According to GasBuddy price reports, the cheapest station in Texas was priced at $2.29/g yesterday while the most expensive was $4.17/g, a difference of $1.88/g. The lowest price in the state yesterday was $2.29/g while the highest was $4.17/g, a difference of $1.88/g.
The national average price of gasoline has risen 3.5 cents per gallon in the last week, averaging $3.36/g today. The national average is down 6.5 cents per gallon from a month ago and stands 69.3 cents per gallon lower than a year ago, according to GasBuddy data compiled from more than 11 million weekly price reports covering over 150,000 gas stations across the country.
Historical gasoline prices in Texas and the national average going back ten years:
March 6, 2022: $3.71/g (U.S. Average: $4.06/g)
March 6, 2021: $2.49/g (U.S. Average: $2.77/g)
March 6, 2020: $2.09/g (U.S. Average: $2.39/g)
March 6, 2019: $2.20/g (U.S. Average: $2.45/g)
March 6, 2018: $2.28/g (U.S. Average: $2.53/g)
March 6, 2017: $2.10/g (U.S. Average: $2.31/g)
March 6, 2016: $1.59/g (U.S. Average: $1.81/g)
March 6, 2015: $2.24/g (U.S. Average: $2.46/g)
March 6, 2014: $3.22/g (U.S. Average: $3.47/g)
March 6, 2013: $3.57/g (U.S. Average: $3.72/g)
Neighboring areas and their current gas prices:
Midland Odessa- $2.98/g, unchanged from last week’s $2.98/g.
San Antonio- $2.96/g, up 12.1 cents per gallon from last week’s $2.84/g.
Austin- $2.97/g, up 7.1 cents per gallon from last week’s $2.90/g.
“The national average rose last week as the transition to summer gasoline has now started across the entire country. The higher cost of these various blends is being passed along to motorists, as we see every year ahead of the summer driving season,” said Patrick De Haan, head of petroleum analysis at GasBuddy. “Some regions are moving to the required summer gasoline in different steps then others, and the fragmentation of required blends absolutely plays a role in these price increases. Logistical challenges in making the transition during a time when refiners are also doing maintenance work can create hotspots and lead to noticeable jumps in prices during the spring. While we may not see weekly increases, the overall trend will remain upward through much of the spring. By Memorial Day, most of the nation will be transitioned to their respective required blend of fuel, and gas prices could ease, but a $4 per gallon national average remains possible by then.”
GasBuddy is the authoritative voice for gas prices and the only source for station-level data.

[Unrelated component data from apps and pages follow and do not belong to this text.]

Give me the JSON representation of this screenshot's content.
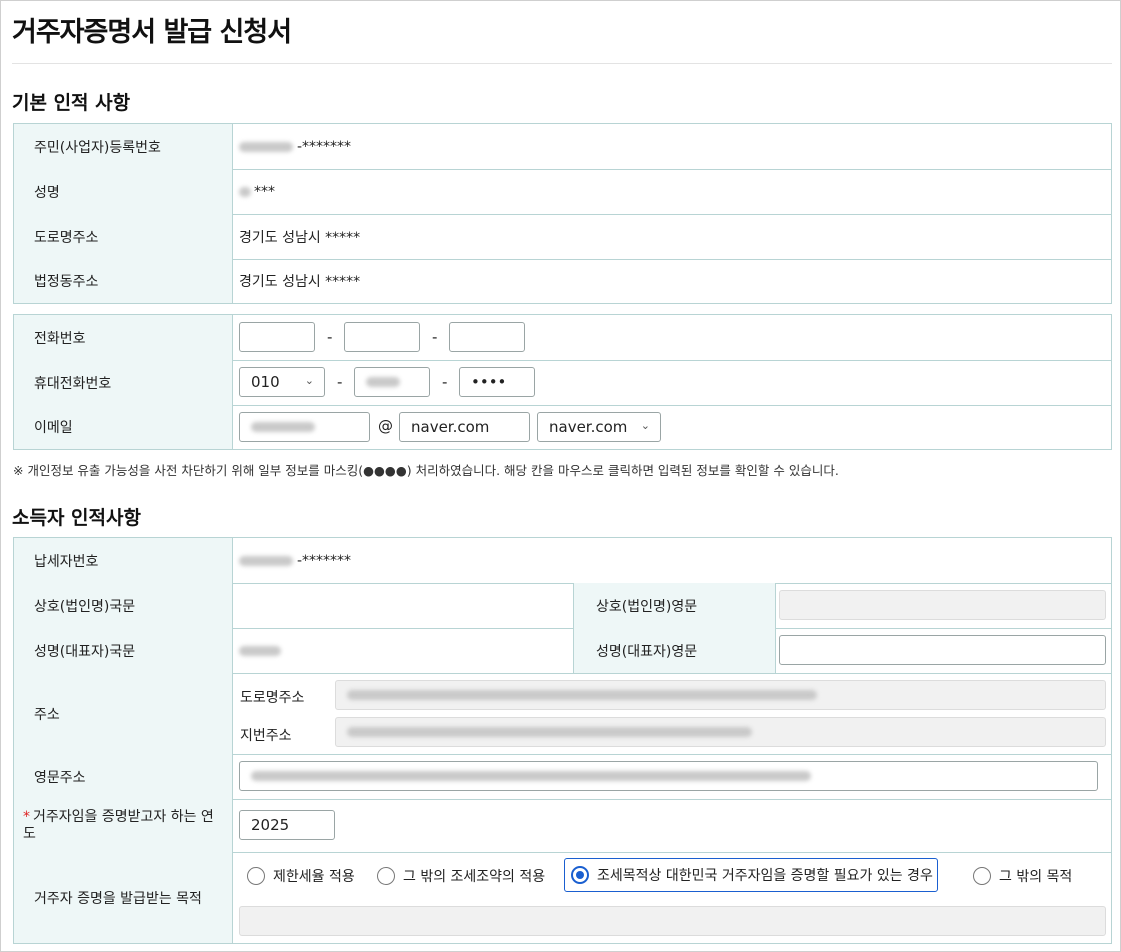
{
  "page_title": "거주자증명서 발급 신청서",
  "section_basic": {
    "title": "기본 인적 사항",
    "rrn_label": "주민(사업자)등록번호",
    "rrn_value": "-*******",
    "name_label": "성명",
    "name_value": "***",
    "road_addr_label": "도로명주소",
    "road_addr_value": "경기도 성남시 *****",
    "lot_addr_label": "법정동주소",
    "lot_addr_value": "경기도 성남시 *****"
  },
  "contact": {
    "phone_label": "전화번호",
    "mobile_label": "휴대전화번호",
    "mobile_prefix": "010",
    "mobile_last": "••••",
    "email_label": "이메일",
    "email_at": "@",
    "email_domain": "naver.com",
    "email_domain_select": "naver.com",
    "dash": "-"
  },
  "notice": "※ 개인정보 유출 가능성을 사전 차단하기 위해 일부 정보를 마스킹(●●●●) 처리하였습니다. 해당 칸을 마우스로 클릭하면 입력된 정보를 확인할 수 있습니다.",
  "section_income": {
    "title": "소득자 인적사항",
    "tin_label": "납세자번호",
    "tin_value": "-*******",
    "company_kr_label": "상호(법인명)국문",
    "company_en_label": "상호(법인명)영문",
    "rep_kr_label": "성명(대표자)국문",
    "rep_en_label": "성명(대표자)영문",
    "address_label": "주소",
    "road_addr_label": "도로명주소",
    "lot_addr_label": "지번주소",
    "en_addr_label": "영문주소",
    "year_required_mark": "*",
    "year_label": "거주자임을 증명받고자 하는 연도",
    "year_value": "2025",
    "purpose_label": "거주자 증명을 발급받는 목적",
    "purpose_options": [
      "제한세율 적용",
      "그 밖의 조세조약의 적용",
      "조세목적상 대한민국 거주자임을 증명할 필요가 있는 경우",
      "그 밖의 목적"
    ]
  }
}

GasBuddy’s survey updates 288 times every day from the most diverse list of sources covering nearly 150,000 stations nationwide, the most comprehensive and up-to-date in the country. GasBuddy data is accessible at http://prices.GasBuddy.com.